COMES NOW Mayor Barry with a request for $180 million in federal housing funds over the next five years to make large-scale repairs on 60 percent of the city's 11,000 public housing units. He won't get it all and he knows it, but it's another sign of new energy on the housing front.

In his first campaign for mayor, Mr. Barry railed at the number of boarded-up city-owned housing units around town and promised to tear the boards off. Particularly in the public housing projects, which are the bulk of what the city owns, it turned out to be a lot harder than that early rhetoric suggested. As late as a couple of years ago the city's housing program still seemed bogged down. But now there is evidence of renewed energy.

A basic complaint was that it took forever to repair public housing units. At one point federal auditors said the average down time between when one tenant left and another could move in was 20 months. The modernization program under which whole projects -- the many older ones in the city -- are rebuilt was also in hopeless arrears, so poorly run that the city lost U.S. Housing and Urban Development modernization funds because it failed to spend them. In 1986, HUD gave the District no modernization funds at all. That's what Mr. Barry's request suggests he is now ready to reverse.

Alphonso Jackson, the new director of public housing, says poor planning was part of the problem with modernization projects, a weak chain of command another part. Accountability was spread so thin among administrators that no one had responsibility. He promises now to start firing weak administrators instead.

As an example of how far things had gone, he says that as much as $7,000 a week in equipment, including even refrigerators and other appliances, had been disappearing from the city's warehouse. A new security system is being installed.

Delinquent public housing tenants owed the city $3.5 million in rent, but there were only 10 evictions last year. Mr. Jackson said he has increased the number of evictions. The potential targets include 45 employees of the city's own housing department. They owe as much as $5,000 in rent. They'll pay or go. In the future, tenants will also be screened to see that they keep their units in good condition, which will take pressure off the repair schedule.
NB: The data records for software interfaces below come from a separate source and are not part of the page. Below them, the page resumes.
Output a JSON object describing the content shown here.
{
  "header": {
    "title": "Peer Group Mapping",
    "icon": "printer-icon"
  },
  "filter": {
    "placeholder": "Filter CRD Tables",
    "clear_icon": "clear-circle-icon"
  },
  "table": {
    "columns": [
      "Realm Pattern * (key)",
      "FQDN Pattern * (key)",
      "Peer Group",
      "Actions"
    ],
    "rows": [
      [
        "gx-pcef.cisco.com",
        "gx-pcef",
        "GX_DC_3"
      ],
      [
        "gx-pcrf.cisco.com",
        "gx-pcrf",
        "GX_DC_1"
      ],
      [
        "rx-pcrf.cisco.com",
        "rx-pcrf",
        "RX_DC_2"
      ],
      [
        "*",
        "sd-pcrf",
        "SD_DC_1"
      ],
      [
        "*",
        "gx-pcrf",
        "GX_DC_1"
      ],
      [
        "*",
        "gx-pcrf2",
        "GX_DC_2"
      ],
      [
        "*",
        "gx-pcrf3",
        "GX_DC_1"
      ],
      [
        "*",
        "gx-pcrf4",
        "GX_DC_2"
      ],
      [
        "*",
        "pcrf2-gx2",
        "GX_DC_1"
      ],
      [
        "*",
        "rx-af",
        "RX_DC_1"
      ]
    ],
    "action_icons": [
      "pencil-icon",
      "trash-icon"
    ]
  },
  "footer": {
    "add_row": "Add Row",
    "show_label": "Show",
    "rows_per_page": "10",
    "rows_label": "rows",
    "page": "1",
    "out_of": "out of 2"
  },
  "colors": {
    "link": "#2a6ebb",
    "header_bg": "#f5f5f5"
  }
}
None of this is as easy as it sounds. But all this stir at the top is how it has to start. Housing is the crippling problem for this city's poor, as it is in other cities. Many public housing projects around the nation are in an advanced state of decay. HUD's modernization budget has also been cut from $1.4 billion in fiscal year 1985 to only $760 million this year. But HUD should give serious consideration to Mr. Barry's new request. It looks as if positive changes have been made.